How accommodating are banks in your jurisdiction for opening a business and personal bank account?
Barbados is generally well known in the international community with international banks and firms operating for a number of years. The large accounting firms KPMG, PWC, E&Y and Deloitte have operated in Barbados for over 40 years with recent additions from the likes of Baker Tilley and BDO. Similarly, Barbados boasts a mature banking industry with local and international banks and a number of mergers over the years. Banks such as RBC have operated in Barbados since 1911. Therefore, clients want and are comfortable with opening an account with local or international banks in Barbados.
Information and Documentation Required:
Shareholders, Ultimate Beneficial Owners (‘UBOs’)
1. Declaration of Source of Funds (usually the bank will have a form they will require the UBO to sign) with supporting evidence
2. W-8BEN OR W-9 Form where applicable
3. Certified proof of address (utility bill is preferred and should be no older that 1 month old)
4. Written reference dated within 2 months with individual’s name and address from a financial institution confirming a current relationship that is satisfactory and that has existed for at least two years. Reference must be on the bank’s letterhead and should be addressed to: the name and address of the bank the account is being opened at
5. Professional reference (from an Attorney or Accountant who has known the individual for 2 years or more). Reference must be on the firm’s letterhead and should be addressed to: name and address of the bank the account is being opened at
6. Certified copies of two valid pieces of identification (ideally a passport along with drivers licence or national Identification) that are/have:
A – Government issued
B – Photo-bearing
C – Date of birth
D – Unique identifier #
E – Signature
Directors, Officers and Authorised Signatories
1. Certified proof of address (utility bill is preferred and should be no older that 1 month old. Most institutions will also accept confirmation of address in the bank reference presuming that is from a recognized and reputable institution).
2. Professional reference (from an Attorney or Accountant who has known the individual for 2 years or more.

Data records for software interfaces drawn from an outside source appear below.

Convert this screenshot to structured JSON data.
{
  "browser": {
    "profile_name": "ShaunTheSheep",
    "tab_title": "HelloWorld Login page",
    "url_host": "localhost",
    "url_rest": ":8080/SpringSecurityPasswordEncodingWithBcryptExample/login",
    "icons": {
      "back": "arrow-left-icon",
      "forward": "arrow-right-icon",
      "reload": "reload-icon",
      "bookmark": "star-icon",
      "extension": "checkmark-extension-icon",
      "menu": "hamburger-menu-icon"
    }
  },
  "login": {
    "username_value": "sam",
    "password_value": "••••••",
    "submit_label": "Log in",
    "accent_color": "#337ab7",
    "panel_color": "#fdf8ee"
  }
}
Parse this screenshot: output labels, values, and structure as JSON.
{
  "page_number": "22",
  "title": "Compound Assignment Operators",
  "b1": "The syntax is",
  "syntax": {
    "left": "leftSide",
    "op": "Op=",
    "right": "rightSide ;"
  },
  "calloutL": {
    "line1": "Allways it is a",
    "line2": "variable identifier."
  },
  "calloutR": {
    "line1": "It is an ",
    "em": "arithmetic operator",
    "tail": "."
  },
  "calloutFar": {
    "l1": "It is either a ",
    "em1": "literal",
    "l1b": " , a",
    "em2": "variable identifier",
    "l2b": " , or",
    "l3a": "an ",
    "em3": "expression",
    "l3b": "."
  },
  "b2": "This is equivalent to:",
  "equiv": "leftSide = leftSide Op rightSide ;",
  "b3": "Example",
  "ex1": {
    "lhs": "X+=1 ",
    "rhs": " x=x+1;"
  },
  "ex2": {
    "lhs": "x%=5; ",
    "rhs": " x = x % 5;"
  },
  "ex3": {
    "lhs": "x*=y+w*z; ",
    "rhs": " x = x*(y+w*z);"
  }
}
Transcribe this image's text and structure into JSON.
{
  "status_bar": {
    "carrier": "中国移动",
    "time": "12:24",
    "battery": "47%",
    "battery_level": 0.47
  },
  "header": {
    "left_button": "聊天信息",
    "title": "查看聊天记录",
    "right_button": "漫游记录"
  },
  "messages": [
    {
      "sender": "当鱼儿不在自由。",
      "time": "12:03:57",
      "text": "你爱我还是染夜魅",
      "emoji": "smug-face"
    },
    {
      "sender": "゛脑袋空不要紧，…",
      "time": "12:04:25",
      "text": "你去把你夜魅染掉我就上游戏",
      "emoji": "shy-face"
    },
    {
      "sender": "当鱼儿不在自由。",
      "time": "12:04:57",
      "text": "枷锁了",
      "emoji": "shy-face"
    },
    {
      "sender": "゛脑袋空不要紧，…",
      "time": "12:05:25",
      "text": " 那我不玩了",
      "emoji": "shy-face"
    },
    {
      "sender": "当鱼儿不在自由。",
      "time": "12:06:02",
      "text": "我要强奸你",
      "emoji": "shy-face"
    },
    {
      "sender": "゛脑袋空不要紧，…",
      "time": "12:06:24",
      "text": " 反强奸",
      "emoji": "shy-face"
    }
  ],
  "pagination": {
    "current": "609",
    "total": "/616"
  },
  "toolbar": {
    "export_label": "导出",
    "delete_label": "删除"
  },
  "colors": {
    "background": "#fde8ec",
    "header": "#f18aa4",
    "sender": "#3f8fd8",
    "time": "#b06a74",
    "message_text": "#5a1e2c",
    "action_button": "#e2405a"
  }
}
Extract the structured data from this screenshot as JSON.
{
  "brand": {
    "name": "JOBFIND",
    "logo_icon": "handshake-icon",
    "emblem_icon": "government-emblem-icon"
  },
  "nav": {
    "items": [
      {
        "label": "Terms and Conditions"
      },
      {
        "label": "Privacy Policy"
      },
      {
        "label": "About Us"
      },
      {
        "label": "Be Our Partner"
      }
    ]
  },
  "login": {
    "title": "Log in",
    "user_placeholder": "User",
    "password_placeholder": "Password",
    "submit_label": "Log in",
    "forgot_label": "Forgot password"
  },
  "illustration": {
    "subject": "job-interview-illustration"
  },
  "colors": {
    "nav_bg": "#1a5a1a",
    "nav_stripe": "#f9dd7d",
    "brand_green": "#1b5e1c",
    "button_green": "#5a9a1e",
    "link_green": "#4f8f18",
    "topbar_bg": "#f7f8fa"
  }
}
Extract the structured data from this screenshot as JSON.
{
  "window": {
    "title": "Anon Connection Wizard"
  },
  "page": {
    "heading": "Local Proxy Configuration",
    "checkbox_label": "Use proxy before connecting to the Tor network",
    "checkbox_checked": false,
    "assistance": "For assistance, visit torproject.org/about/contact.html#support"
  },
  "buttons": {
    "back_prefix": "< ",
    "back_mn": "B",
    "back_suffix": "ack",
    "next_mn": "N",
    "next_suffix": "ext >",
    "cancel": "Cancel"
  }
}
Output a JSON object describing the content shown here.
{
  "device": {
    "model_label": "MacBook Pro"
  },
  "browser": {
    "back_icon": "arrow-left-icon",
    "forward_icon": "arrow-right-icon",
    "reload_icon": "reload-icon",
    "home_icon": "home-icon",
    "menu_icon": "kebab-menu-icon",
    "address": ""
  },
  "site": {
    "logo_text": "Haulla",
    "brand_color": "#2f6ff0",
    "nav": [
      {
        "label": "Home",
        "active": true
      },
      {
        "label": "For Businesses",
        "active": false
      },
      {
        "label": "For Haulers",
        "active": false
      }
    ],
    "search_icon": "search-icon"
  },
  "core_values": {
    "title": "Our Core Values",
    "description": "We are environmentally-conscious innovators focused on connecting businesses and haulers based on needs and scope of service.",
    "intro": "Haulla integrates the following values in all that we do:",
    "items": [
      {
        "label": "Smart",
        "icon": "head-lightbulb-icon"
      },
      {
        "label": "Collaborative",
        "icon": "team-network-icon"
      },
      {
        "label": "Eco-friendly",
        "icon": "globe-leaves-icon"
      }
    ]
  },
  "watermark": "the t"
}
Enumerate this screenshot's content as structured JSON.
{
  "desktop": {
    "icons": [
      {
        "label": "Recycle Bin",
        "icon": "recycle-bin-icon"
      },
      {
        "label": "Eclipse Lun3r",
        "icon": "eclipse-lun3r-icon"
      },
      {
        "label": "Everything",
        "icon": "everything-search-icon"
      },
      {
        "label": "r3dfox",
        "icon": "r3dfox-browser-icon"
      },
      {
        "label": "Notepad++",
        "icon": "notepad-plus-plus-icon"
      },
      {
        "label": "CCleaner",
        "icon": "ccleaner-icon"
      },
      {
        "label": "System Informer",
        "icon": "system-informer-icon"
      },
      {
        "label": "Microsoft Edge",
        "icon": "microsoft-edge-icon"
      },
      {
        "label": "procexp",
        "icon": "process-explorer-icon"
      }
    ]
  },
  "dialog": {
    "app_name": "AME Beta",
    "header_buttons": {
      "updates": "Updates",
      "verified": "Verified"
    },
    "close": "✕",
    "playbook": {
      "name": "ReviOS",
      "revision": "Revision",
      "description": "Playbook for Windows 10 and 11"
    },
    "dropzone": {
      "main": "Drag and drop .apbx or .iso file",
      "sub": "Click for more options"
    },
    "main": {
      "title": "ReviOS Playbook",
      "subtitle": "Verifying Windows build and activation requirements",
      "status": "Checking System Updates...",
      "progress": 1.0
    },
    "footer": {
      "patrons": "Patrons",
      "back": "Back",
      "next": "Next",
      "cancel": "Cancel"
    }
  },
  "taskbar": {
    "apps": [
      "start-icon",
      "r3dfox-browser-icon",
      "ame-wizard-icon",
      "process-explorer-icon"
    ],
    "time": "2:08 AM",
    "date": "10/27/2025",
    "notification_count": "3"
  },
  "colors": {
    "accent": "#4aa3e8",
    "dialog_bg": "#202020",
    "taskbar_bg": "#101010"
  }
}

Reference must be on the firm’s letterhead and should be addressed to:
3. Name and address of the bank the account is being opened at
4. Certified copies of two valid pieces of identification (ideally passport along with drivers licence or national Identification) that are/have:
a. Government issued
c. Date of birth
d. Unique identifier #
Corporate bodies that are – Shareholders, UBO;
1. Declaration of Source of Funds (Bank will normally have a form they will ask the director or authorized person to complete and sign) with supporting evidence
2. W-8BEN-E Form
3. Certified copies of Certificate & Article of Incorporation/Association/Memorandum
4. Certified copy of By Law
5. Certificate of Good Standing – Original or certified copy
6. Certified copy of Register of Director
7. Certified copy of Register of Shareholder
8. Certified copy of Certificate of Incumbency (List of Officers authorized to sign on company’s behalf)
9. Copy of most recent Financial Statement.
10.Certified copy of resolution or extract of minutes with resolution to open the bank account (the bank will also provide a template of resolution for Director and or authorised person to sign)
Corporate Bodies That Are: – Directors, Officers
1. Certified copies of Certificate & Article of Incorporation/Association/Memorandum
2. Certified copy of By Law
3. Certificate of Good Standing – original or certified copy
4. Certified copy of Register of Director
5. Certified copy of Register of Shareholder